(Stored entries)
◇ ◇ ◇

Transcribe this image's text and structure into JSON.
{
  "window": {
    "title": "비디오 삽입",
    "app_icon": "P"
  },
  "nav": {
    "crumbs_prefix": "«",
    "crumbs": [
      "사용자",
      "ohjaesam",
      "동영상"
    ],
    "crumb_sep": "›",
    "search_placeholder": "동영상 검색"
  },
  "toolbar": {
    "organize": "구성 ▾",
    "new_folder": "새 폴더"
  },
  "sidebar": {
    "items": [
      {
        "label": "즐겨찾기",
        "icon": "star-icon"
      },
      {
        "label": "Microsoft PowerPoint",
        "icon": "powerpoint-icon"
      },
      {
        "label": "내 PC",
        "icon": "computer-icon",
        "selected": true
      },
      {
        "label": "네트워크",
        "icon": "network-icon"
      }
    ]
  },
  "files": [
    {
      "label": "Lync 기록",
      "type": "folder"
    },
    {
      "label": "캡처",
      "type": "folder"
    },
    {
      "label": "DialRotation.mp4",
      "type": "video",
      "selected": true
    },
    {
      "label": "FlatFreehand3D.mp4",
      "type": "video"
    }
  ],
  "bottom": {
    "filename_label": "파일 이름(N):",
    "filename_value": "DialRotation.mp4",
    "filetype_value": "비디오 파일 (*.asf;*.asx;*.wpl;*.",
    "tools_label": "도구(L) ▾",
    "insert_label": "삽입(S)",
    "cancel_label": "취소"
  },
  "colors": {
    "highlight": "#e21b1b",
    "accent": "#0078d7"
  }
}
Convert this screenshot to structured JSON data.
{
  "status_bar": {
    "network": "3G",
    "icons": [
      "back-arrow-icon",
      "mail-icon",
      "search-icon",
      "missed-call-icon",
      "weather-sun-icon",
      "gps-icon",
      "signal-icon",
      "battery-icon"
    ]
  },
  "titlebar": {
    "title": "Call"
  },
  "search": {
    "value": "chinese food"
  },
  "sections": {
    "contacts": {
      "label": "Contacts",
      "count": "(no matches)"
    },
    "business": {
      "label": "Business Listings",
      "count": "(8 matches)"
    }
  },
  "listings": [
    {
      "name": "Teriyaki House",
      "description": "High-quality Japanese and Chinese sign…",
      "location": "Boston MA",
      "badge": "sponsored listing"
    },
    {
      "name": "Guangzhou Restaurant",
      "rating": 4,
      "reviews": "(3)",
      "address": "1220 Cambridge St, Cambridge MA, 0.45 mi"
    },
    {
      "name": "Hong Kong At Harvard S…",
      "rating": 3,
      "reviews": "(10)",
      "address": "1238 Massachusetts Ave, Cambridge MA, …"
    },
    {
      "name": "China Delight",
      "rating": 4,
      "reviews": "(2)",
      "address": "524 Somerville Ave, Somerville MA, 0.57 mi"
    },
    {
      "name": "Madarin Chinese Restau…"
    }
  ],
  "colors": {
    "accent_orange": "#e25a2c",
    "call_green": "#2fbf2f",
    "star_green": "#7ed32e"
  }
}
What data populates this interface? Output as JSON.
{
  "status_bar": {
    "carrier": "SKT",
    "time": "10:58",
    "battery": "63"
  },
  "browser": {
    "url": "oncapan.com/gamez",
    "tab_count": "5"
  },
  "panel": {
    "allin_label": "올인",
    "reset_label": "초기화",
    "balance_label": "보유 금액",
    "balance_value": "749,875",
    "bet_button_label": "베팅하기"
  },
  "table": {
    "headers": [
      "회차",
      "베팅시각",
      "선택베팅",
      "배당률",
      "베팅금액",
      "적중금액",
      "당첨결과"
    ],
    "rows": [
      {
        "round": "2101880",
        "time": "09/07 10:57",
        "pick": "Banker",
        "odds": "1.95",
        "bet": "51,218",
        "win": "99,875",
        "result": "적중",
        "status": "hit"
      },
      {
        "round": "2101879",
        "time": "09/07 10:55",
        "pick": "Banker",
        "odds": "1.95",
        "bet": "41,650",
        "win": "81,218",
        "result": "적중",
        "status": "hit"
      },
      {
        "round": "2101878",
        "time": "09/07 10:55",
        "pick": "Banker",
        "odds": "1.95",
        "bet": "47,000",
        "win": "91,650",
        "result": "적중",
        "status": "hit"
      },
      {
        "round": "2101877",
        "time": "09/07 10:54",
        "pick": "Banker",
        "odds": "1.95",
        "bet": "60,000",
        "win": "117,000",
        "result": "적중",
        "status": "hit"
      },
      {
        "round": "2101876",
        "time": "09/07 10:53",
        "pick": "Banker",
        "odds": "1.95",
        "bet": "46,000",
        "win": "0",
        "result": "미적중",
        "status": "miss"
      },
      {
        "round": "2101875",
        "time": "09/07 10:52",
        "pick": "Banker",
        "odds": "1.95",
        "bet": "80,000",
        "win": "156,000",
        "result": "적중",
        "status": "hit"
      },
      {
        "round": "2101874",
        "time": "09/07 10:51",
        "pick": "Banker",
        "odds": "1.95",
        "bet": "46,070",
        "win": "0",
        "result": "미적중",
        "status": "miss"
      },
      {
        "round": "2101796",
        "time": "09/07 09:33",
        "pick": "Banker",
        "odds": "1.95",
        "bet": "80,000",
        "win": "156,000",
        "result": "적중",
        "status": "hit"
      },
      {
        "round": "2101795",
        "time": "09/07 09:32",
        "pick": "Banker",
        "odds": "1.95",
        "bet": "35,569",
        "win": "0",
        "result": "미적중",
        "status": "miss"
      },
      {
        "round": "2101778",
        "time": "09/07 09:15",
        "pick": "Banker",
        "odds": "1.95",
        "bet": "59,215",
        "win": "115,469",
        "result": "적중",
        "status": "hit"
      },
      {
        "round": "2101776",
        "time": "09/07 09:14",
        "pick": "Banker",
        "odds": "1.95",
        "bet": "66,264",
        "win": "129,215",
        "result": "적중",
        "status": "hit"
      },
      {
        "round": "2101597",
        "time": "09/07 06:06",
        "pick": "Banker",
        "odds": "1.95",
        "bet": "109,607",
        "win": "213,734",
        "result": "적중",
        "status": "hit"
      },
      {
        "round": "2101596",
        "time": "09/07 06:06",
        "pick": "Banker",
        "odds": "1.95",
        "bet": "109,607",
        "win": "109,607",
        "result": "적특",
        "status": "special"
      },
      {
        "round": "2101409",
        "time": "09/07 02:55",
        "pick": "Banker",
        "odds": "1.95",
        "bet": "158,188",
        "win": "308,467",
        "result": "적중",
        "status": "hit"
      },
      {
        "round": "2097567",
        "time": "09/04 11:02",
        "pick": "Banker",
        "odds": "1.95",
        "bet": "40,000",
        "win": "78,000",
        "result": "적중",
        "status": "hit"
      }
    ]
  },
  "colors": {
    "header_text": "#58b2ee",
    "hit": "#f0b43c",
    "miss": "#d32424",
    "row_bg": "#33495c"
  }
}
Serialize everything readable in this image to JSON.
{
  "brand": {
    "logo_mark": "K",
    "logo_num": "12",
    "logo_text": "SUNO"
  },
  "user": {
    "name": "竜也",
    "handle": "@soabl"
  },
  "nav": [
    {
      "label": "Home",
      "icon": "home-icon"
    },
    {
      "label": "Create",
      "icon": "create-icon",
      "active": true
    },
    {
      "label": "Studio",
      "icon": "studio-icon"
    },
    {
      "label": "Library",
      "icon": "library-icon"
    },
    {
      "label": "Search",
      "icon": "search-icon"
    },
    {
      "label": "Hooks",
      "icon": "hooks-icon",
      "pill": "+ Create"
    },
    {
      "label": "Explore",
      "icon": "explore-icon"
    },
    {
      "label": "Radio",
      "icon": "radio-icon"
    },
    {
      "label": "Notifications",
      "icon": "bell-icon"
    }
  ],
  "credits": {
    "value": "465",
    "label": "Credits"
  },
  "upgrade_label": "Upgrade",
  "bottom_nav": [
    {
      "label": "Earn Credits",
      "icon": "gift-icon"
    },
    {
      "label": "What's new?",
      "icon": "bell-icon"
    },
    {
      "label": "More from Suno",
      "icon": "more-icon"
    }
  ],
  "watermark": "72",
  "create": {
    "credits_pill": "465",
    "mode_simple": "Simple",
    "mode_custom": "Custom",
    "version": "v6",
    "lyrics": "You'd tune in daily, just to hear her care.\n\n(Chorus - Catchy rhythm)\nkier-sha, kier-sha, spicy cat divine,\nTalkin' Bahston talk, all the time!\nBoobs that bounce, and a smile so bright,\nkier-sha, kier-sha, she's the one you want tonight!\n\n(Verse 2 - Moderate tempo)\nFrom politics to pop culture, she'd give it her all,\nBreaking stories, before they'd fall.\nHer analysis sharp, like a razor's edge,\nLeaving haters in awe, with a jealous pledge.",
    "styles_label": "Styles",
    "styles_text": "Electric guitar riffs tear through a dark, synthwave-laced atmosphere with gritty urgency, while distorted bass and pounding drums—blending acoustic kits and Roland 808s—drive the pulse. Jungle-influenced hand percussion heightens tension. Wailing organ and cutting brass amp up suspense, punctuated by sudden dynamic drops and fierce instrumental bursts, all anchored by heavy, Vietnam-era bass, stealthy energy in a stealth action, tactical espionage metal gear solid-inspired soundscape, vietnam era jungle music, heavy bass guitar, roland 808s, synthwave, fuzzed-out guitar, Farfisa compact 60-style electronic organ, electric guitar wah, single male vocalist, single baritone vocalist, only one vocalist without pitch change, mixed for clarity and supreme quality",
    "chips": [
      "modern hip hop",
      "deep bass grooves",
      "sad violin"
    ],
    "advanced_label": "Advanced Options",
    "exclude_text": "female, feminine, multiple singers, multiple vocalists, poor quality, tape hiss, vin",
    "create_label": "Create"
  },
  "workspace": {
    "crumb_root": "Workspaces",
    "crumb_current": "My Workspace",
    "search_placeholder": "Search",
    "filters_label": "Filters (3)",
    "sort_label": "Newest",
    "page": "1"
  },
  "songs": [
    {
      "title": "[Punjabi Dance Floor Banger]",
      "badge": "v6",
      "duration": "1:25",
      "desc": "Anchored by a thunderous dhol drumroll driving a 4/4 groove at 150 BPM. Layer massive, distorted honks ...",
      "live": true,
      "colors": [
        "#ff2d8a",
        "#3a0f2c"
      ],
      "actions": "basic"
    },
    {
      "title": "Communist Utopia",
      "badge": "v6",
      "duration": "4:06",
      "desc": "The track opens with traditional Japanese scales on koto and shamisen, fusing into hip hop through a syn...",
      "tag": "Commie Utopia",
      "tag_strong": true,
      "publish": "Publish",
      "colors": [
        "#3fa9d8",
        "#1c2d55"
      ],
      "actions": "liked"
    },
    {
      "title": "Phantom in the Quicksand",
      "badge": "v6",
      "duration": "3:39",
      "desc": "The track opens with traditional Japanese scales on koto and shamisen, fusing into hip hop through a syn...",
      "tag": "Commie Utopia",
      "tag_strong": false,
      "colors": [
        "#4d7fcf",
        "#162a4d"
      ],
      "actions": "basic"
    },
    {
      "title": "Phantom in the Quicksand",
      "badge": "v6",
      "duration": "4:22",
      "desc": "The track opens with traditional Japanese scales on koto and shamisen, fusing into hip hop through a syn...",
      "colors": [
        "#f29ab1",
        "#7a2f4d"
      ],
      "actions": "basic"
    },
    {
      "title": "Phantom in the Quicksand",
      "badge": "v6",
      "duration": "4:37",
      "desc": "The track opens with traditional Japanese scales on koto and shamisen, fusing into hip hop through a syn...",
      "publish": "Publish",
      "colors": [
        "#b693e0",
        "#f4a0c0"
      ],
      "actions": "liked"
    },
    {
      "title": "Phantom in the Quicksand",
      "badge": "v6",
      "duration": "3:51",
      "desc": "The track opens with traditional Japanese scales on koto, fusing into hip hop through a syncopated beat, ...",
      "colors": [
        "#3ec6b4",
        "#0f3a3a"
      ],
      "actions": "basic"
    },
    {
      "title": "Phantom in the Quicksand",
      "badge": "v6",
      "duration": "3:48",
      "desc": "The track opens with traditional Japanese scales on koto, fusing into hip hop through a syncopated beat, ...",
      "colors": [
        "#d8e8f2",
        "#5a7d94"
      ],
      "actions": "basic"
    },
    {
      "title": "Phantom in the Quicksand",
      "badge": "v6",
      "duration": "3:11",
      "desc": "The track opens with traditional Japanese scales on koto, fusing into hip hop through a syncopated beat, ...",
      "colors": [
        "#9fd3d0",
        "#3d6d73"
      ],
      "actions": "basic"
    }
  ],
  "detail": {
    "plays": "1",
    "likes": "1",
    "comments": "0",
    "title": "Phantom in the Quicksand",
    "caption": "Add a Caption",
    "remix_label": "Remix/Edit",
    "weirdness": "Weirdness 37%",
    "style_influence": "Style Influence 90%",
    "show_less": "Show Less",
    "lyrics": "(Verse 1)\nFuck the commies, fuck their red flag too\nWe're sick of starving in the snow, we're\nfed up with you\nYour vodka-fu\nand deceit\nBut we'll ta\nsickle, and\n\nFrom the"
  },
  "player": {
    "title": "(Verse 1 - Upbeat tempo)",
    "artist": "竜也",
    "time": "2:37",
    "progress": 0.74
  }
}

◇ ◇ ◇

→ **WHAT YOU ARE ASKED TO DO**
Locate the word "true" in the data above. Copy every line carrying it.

→ **OUTPUT OF THE EXERCISE**
        "selected": true
      "selected": true
      "active": true
      "live": true,
      "tag_strong": true,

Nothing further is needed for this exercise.